Random Harvest is a typical example of Hilton’s work. The hero, a reluctant but successful between-the-wars business magnate and politician, is haunted by missing memories: he has lost three whole years. The lacuna commences with his being wounded in a failed decoy operation during the First World War and ends with him coming to himself on a park bench in Liverpool moments after having been knocked down by a car. The book is about those lost years, and the hero’s hunt for them. It is told by his (male) private secretary, a man who knows all his employer’s secrets save for those the latter cannot recall himself. All is finally revealed, of course, and there is a completely unexpected – to me, at least – twist at the ending, put there to ensure that the reader will close the book more or less satisfied, no matter what has gone before.
This is a well-plotted, well-written, gentle novel. Readers who wish to be intellectually or politically challenged will find nothing to engage them here; indeed, the anodyne prose and precision-tuned plotting contain little that will excite or challenge anybody. That is neither its function nor its virtue; Random Harvest is a book written to help middle-aged, middle-class, politically moderate readers pass the time on trains, or fall asleep at night. At this it succeeds wonderfully, if at the expense of a tendency to drag – a tendency that grows rather pronounced at times.

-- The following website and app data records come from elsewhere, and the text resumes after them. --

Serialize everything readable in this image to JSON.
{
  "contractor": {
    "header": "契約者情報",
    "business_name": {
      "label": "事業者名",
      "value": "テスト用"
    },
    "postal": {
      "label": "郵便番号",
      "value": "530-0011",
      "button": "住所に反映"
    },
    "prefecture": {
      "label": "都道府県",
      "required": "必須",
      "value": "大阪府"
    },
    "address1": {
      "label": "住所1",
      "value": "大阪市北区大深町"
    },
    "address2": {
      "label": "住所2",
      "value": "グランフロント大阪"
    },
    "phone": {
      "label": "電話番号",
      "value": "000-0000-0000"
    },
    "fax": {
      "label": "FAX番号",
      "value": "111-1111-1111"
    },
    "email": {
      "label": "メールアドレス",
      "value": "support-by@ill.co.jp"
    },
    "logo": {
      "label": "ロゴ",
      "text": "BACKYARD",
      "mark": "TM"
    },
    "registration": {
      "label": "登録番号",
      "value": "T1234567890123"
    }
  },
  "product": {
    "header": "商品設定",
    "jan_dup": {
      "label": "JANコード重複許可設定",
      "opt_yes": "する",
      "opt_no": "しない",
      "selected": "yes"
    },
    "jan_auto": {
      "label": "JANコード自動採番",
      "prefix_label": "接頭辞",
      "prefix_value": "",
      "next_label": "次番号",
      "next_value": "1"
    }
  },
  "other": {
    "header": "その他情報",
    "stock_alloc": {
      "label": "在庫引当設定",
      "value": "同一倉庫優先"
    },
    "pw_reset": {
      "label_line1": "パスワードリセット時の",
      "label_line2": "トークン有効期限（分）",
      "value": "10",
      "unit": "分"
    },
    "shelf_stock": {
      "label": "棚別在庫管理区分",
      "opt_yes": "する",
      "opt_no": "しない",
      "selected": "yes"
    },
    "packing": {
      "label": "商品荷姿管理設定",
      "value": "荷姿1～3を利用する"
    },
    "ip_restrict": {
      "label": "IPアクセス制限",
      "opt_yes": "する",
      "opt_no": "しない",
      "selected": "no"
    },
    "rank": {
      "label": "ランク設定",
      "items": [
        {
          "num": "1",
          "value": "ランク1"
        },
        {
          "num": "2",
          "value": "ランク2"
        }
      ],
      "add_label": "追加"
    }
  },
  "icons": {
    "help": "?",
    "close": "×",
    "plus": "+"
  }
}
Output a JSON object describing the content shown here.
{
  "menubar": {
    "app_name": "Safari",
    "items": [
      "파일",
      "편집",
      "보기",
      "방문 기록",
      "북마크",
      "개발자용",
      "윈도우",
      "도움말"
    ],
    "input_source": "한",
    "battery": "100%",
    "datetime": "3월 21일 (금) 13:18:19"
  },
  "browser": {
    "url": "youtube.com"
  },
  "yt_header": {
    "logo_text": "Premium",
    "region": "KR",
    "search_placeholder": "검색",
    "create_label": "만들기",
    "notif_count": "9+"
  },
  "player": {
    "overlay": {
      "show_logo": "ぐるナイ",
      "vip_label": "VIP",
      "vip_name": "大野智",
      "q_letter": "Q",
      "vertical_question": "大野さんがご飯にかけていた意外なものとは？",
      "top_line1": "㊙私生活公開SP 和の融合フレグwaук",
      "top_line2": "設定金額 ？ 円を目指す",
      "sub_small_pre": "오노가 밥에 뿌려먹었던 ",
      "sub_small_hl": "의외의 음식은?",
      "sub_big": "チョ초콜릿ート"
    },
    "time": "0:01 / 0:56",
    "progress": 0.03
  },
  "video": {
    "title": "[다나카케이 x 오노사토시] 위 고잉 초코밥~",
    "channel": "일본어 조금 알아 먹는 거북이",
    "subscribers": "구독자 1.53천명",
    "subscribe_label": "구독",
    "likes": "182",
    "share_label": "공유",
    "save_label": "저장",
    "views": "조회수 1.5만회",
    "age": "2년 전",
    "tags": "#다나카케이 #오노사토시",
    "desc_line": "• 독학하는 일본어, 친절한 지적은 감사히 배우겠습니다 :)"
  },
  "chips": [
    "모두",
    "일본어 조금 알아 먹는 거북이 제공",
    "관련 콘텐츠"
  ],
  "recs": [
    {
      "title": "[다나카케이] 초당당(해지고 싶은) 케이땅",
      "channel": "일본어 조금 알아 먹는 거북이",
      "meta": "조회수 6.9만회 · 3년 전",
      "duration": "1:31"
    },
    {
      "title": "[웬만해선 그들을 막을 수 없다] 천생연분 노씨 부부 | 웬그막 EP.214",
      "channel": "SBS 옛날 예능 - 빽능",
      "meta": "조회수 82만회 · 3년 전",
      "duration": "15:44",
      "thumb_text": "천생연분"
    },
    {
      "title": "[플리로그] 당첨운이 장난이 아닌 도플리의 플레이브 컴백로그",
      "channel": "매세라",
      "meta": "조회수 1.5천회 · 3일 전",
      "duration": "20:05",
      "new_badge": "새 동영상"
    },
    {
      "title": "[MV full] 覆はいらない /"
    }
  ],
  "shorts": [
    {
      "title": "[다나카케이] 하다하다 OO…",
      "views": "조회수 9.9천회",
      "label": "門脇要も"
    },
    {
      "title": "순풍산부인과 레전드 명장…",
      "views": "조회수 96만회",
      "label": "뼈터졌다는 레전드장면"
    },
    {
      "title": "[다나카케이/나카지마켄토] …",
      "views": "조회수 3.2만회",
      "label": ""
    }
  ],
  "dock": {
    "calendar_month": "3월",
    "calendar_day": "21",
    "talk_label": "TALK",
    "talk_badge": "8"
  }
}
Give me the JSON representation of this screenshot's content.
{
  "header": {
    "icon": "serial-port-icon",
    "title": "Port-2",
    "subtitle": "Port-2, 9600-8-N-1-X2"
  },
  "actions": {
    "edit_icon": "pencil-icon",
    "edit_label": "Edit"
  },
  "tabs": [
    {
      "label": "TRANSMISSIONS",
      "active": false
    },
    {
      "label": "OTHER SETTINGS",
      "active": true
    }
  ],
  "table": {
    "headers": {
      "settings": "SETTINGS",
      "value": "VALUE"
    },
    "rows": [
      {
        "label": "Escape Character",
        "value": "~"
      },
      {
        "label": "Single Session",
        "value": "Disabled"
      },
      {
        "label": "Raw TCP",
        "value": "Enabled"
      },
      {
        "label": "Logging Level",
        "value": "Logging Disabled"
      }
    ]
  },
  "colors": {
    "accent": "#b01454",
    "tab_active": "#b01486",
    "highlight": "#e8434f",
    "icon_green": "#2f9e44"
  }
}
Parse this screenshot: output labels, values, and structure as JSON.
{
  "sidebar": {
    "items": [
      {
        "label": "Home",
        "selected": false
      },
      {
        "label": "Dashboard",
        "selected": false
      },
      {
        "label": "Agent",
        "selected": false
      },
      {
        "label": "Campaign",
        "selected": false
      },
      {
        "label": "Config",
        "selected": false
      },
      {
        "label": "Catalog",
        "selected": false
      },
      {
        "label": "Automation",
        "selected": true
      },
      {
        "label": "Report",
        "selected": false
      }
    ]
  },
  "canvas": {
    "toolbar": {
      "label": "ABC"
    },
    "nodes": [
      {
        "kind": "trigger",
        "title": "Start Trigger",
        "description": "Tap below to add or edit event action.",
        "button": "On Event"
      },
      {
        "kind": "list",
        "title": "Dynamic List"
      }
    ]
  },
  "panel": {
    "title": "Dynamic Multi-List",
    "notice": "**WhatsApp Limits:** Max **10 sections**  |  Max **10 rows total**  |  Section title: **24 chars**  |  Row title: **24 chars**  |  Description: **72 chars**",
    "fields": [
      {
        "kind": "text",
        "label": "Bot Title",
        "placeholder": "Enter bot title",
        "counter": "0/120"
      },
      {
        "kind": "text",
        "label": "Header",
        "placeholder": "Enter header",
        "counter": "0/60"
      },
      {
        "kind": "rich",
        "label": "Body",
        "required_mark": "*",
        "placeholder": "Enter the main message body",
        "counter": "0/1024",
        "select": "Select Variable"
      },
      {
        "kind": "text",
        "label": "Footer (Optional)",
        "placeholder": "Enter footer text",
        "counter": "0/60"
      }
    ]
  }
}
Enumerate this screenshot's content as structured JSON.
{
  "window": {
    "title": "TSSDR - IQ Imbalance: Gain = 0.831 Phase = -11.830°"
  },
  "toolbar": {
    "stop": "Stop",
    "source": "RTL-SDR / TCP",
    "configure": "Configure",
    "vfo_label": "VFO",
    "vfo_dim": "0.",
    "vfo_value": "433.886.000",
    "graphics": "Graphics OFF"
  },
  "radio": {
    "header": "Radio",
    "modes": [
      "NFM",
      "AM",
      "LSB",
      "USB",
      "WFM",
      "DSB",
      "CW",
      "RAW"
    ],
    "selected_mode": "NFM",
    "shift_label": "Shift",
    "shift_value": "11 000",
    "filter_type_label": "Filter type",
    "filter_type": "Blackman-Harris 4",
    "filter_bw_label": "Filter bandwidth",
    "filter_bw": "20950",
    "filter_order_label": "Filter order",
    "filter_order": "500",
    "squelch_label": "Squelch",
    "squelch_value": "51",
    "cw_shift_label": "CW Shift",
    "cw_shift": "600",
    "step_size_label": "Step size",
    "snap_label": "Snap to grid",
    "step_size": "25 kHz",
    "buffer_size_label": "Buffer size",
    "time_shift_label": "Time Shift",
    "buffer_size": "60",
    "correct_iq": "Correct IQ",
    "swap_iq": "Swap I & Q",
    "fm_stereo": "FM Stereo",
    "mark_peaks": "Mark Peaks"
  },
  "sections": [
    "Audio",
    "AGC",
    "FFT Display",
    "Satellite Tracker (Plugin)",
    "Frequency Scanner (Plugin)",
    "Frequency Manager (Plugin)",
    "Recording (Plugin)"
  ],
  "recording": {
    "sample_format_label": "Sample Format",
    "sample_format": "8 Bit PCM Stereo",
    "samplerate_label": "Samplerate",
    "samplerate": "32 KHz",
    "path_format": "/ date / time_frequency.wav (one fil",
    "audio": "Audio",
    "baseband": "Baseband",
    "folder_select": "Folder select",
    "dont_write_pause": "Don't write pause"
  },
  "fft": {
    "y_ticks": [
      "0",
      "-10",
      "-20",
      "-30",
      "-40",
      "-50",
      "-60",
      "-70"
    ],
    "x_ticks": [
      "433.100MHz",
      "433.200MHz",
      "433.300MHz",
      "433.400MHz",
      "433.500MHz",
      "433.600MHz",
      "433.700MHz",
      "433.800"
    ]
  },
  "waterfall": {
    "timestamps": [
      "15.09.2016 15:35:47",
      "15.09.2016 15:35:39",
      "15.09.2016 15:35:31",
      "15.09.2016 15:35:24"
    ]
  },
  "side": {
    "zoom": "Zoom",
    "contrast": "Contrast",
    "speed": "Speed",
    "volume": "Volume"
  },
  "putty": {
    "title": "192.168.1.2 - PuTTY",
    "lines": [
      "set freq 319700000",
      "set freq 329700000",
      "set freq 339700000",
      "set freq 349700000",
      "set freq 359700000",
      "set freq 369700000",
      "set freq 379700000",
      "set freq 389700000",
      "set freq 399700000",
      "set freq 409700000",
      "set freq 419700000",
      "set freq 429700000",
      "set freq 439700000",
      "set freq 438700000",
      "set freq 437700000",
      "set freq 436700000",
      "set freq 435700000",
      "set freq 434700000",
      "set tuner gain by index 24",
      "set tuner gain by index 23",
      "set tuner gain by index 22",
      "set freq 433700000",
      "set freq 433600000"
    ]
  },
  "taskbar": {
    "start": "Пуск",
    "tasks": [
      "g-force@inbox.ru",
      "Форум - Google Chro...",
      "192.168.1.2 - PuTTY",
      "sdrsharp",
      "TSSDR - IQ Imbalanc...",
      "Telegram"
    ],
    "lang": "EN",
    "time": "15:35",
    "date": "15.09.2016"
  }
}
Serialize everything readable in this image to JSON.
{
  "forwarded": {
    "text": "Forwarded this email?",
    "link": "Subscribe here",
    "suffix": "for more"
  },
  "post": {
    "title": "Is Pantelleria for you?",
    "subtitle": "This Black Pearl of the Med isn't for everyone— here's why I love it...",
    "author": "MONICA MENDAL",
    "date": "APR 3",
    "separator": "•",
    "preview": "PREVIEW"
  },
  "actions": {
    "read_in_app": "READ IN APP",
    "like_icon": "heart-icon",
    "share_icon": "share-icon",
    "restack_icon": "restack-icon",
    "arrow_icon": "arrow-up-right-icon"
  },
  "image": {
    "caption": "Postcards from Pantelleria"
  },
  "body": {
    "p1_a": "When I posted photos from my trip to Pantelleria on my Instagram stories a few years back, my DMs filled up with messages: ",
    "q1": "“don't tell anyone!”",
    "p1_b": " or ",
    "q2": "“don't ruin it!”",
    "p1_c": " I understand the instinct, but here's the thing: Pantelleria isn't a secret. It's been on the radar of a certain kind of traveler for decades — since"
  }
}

Writers like Hilton and Shute appealed mainly to the middle-class, more or less conservative English reader of their day. A large part of that appeal lay in their ability to evoke and champion a stable, well-ordered Anglocentric world that was crumbling even then; they offered (false) assurance that England would always endure, that the sons of the shires would ever, as in Housman’s poem, get them the sons their fathers got that God might save the Queen, and that there would be honey still for tea until the end of time. They chronicled the long afterglow of Victorian England, and their appeal was nostalgic even in their heyday; it is doubly so now, if only to the dwindling band for whom such things ever had an appeal in the first place.
This is not, for instance, a book that will appeal to Americans; the sort of comic, exaggerated P.G. Wodehouse caricature of Englishness they love so much is not in evidence here. Some elderly Canadians (fans of Robertson Davies in his lighter moments, perhaps) will enjoy it; and wherever nostalgia for the days when Britain ordered and set standards for the world still persist – for example, in former British colonies now reverting pell-mell to barbarism – a few ageing readers will rediscover a seduction here to which it does no harm, now and again, to yield.